The King Must Die has a ridiculously good drum and bass beat throughout. You can feel it in your soul, just as you can picture the piano and John in the room with you as you close your eyes and turn up the volume. It is as close to a personal concert with Elton John as you will ever likely get.
Bad Side Of The Moon isn't a bad song, but it is a B-side. Plus, that little bump in volume towards the end is really annoying. I've come across that before, in other recordings, but I’ve always felt it ultimately detracts from the song. I wonder if it is a technique or a flaw in the original analogue recording? If you have any ideas, I’d love to hear from you.
Grey Seal is a fun tune, although I much prefer the recording of the song that made it on John’s legendary Goodbye Yellow Brick Road.
Rock And Roll Madonna is my least favourite song on the album. It certainly doesn't leave me with an overwhelming urge to listen to the album again as I find the composition is overly complex, especially when John's vocal kicks in. There simply isn't enough instrument separation and the song doesn’t have enough room to breathe. The result is an assault on the senses that ultimately would have been better left off the album.
Overall, Elton John is one of the greatest recordings in Rock/Pop history. Yes, we will all point to Goodbye Yellow Brick Road as being John’s pinnacle, but there is much to love about this self-titled release.
When I set out to review this album, I was aware of the various releases and masterings that exist. While I haven't heard the 2004 Multichannel SACD or the SHM SACD from Japan, I’m informed the Japanese release is subtly better. Although, as with everything, better is a subjective term. Subsequently, I based this review on the 24/96 kHz MQA edition streaming on TIDAL Hi-Fi. Yes, I also listened to the remastered 16/44.1 kHz CD edition, also on TIDAL Hi-Fi, and the differences were significant. The standard remastered CD lacked emphasis, soundstage, and felt flat when compared directly to the MQA edition. Hence, I’m intrigued to hear how good the SACD versions are by comparison. One problem, however, is the Japanese release is twice the price of the standard SACD and lacks the multichannel mix. Most normal music fans would say just enjoy the MQA version. Truth be told, the average fan would be content with the standard CD or MP3 equivalent. I wish I could say that I could be satisfied with whichever release comes down the pipeline, but once you have heard how different, different masterings can be, you tend to not settle for a lesser option be it MP3 or high-res, for both can produce substandard results if the mastering was done in haste. Of course, the problem is that I, like most people, don’t have an endless supply of cash and l'm also limited by the WAF (Wife Acceptance Factor). I have to be honest, the amount my beloved has allowed me to spend on music is significant and I can't thank her enough for allowing me to partake in this hobby. But, whatever you do dear reader, don't tell her that!

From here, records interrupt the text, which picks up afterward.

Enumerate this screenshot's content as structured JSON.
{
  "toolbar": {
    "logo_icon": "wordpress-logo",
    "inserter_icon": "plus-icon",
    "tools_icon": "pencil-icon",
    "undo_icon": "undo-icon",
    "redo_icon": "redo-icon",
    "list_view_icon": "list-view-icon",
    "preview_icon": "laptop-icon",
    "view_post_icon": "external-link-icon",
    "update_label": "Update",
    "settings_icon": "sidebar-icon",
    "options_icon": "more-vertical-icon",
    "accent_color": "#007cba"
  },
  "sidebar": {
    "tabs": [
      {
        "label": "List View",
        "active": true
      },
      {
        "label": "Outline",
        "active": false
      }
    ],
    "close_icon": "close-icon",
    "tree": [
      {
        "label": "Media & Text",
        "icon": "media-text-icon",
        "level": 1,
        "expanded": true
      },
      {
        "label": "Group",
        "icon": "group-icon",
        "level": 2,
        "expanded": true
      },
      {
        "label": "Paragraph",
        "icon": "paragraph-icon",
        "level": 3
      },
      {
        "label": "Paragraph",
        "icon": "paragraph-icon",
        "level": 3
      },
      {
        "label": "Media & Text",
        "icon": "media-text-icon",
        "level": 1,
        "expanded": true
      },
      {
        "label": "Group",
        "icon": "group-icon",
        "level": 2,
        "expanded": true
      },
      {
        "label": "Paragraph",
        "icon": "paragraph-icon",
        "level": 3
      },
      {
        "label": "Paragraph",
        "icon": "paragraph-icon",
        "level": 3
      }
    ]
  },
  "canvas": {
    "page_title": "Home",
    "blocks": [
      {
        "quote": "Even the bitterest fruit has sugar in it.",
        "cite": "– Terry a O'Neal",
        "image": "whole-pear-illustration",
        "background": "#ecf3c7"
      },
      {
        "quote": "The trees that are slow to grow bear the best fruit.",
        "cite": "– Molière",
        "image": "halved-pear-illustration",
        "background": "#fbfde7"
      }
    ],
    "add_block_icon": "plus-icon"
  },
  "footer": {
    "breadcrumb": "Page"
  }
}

The ultimate truth is that I can be completely content with the MQA version as it is the best rendition of the album I have ever heard. While I still question just how much better the album could be on SACD, or even Vinyl, I’m not left wanting more from the MQA edition.